By Kaitlyn Arnold
Nicholas Free isn’t your traditional animal science senior. However, he has never allowed his lack of experience in the industry to hinder his creativity and passion.
During the spring of 2019, Free had the privilege to attend Professor & Extension Livestock Specialist, Dr. Ron Gill’s presentation about proper cattle handling methods and techniques.
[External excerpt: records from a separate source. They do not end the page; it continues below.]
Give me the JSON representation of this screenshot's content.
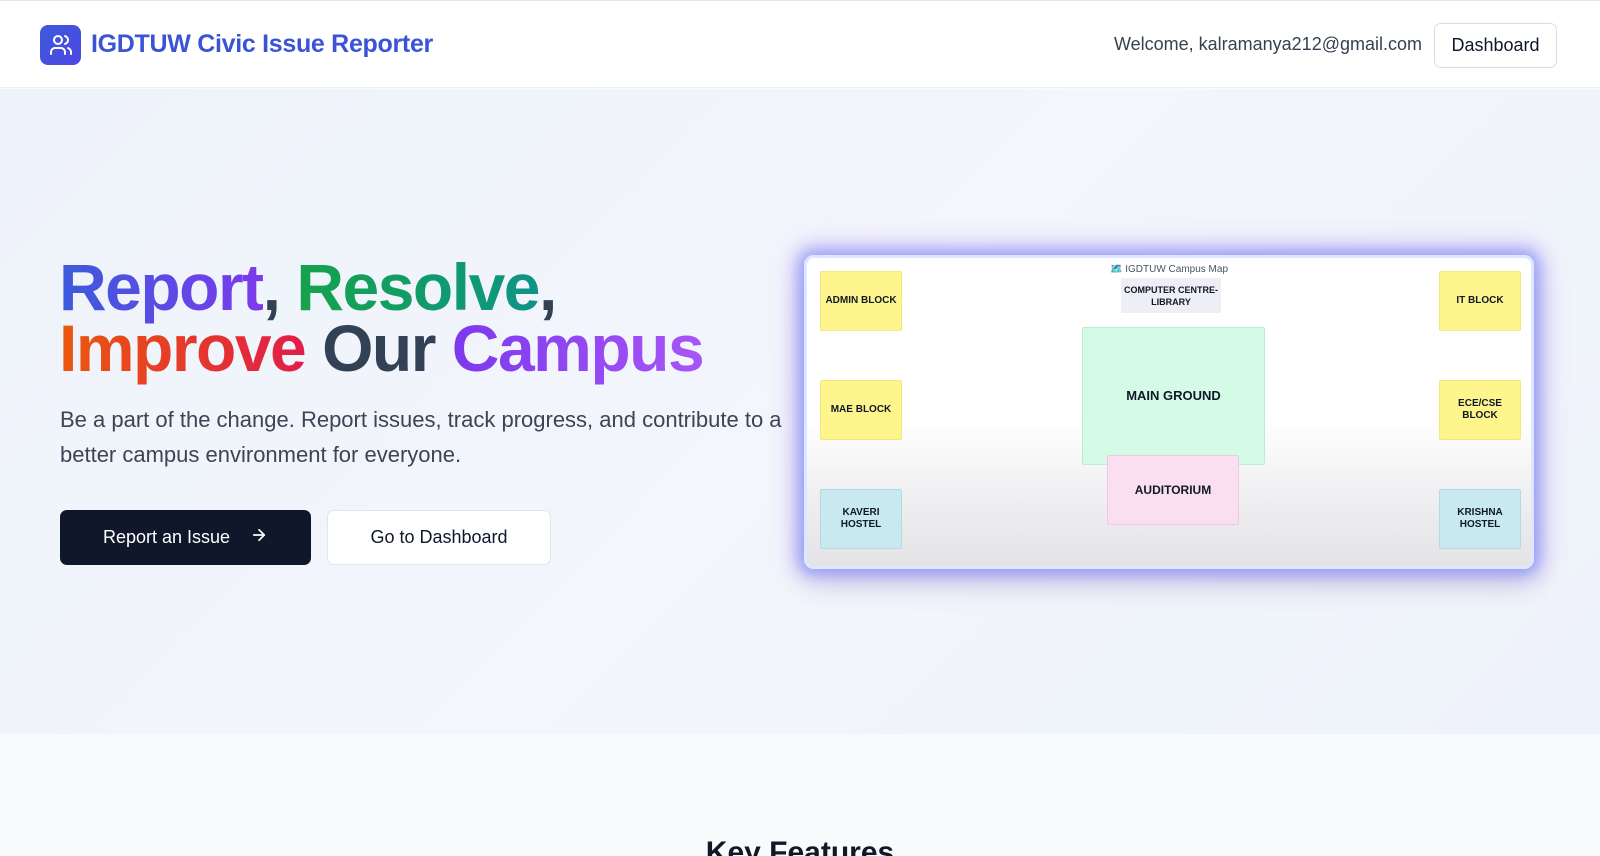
{
  "header": {
    "brand": "IGDTUW Civic Issue Reporter",
    "brand_icon": "users-icon",
    "welcome": "Welcome, kalramanya212@gmail.com",
    "dashboard_label": "Dashboard"
  },
  "hero": {
    "headline": {
      "report": "Report",
      "comma1": ",",
      "resolve": "Resolve",
      "comma2": ",",
      "improve": "Improve",
      "our": "Our",
      "campus": "Campus"
    },
    "subtitle": "Be a part of the change. Report issues, track progress, and contribute to a better campus environment for everyone.",
    "primary_button": "Report an Issue",
    "primary_button_icon": "arrow-right-icon",
    "secondary_button": "Go to Dashboard"
  },
  "map": {
    "title": "🗺️ IGDTUW Campus Map",
    "blocks": {
      "admin": "ADMIN BLOCK",
      "library": "COMPUTER CENTRE-LIBRARY",
      "it": "IT BLOCK",
      "mae": "MAE BLOCK",
      "main_ground": "MAIN GROUND",
      "ece_cse": "ECE/CSE BLOCK",
      "auditorium": "AUDITORIUM",
      "kaveri": "KAVERI HOSTEL",
      "krishna": "KRISHNA HOSTEL"
    }
  },
  "features": {
    "title": "Key Features"
  },
  "colors": {
    "brand": "#3b54d6",
    "primary_button": "#0f172a",
    "building_yellow": "#fef68c",
    "hostel_blue": "#c8e9f0",
    "ground_green": "#d3fbe6",
    "auditorium_pink": "#f9dff0"
  }
}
He was surprised at how many questions the audience had about the methods used.
“I didn’t have much experience with livestock, but I understood the concepts immediately,” Free said. “I began thinking about how I could help people visualize the concepts without having hands-on experience.”
Free began expanding on the idea by networking with Texas A&M faculty and researching how to create video games in augmented reality.
“I started reading the Unreal Engine Engine 4 manual,” Free said.
However, everything started to progress further after meeting with Animal Nutrition Professor, Dr. Luis Tedeschi.
“Everything changed when I met Dr. Tedeschi,” Free said. “Dr. Tedeschi gave me the incentive and opportunity to create my first game simulation ever.”
Free hit the ground running designing the game’s layout. And with a little help from Free’s brother, Richard Toussaint III, Tedeschi and Kazim Hasan the game became a reality.
CowSim is separated into three parts; the first section is designated to teach the player how to behave in an open environment with cattle. In the second section, players will learn the proper techniques needed for driving cattle in a production facility. In the last chapter, players will apply their knowledge from the previous sections by leading the cattle through the facility with additional obstacles.
According to Free, the main goal of this game is for players to learn how to handle livestock in the real world and feel comfortable doing so.
“Overall, I feel very comfortable to say that if a person who has never had any interaction with livestock were to play this game, they would have sufficient knowledge on how to handle them,” Free said. “I hope we can start the process of interactive learning through simulation and games as a model to be used in the education system. “
For more information regarding news from the Department of Animal Science, College of Agriculture and Life Sciences, Texas A&M University, please contact Kaitlyn Arnold at email@example.com or (979) 845-1542.